▶ ASSIGNMENT
Report the number of lines in the records below that contain the word "Encrypt", and nothing more.
***** STUDY MATERIAL *****
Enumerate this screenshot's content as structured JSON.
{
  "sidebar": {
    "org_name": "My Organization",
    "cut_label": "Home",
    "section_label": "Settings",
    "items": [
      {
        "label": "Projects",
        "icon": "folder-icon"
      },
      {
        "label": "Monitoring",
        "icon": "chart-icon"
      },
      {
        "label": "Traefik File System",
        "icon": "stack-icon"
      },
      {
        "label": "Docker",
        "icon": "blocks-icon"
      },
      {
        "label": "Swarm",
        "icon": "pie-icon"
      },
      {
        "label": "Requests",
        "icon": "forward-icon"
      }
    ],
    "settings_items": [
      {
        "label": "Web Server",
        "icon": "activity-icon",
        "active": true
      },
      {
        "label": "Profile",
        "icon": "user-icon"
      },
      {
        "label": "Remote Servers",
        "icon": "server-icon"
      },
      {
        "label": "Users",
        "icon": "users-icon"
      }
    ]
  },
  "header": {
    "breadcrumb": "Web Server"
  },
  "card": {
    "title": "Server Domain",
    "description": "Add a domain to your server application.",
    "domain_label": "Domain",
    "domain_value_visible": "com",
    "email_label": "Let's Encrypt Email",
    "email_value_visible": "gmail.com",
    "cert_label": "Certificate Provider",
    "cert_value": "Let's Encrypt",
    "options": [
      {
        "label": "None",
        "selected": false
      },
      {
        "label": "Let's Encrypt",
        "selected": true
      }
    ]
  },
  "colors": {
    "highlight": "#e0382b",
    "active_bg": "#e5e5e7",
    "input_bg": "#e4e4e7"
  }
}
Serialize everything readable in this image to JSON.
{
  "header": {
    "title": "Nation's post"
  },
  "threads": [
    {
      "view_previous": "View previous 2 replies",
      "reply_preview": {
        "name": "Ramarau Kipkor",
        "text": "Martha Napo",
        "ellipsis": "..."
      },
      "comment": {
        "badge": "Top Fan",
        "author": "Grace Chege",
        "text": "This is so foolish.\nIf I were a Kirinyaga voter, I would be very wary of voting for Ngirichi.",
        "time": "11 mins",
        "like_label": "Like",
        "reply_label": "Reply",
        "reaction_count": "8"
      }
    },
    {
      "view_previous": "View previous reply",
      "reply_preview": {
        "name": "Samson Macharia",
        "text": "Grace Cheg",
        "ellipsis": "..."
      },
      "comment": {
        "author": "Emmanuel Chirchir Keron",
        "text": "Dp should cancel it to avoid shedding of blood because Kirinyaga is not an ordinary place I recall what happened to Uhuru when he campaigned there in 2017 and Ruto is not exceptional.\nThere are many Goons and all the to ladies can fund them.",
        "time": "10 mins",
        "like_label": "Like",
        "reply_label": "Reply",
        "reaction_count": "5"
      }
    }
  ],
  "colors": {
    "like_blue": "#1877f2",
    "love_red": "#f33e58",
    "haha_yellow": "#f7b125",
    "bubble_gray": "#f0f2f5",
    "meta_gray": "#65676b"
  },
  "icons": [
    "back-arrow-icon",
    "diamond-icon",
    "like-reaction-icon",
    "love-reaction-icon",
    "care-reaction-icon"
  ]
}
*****
▶ EXPECTED ANSWER
3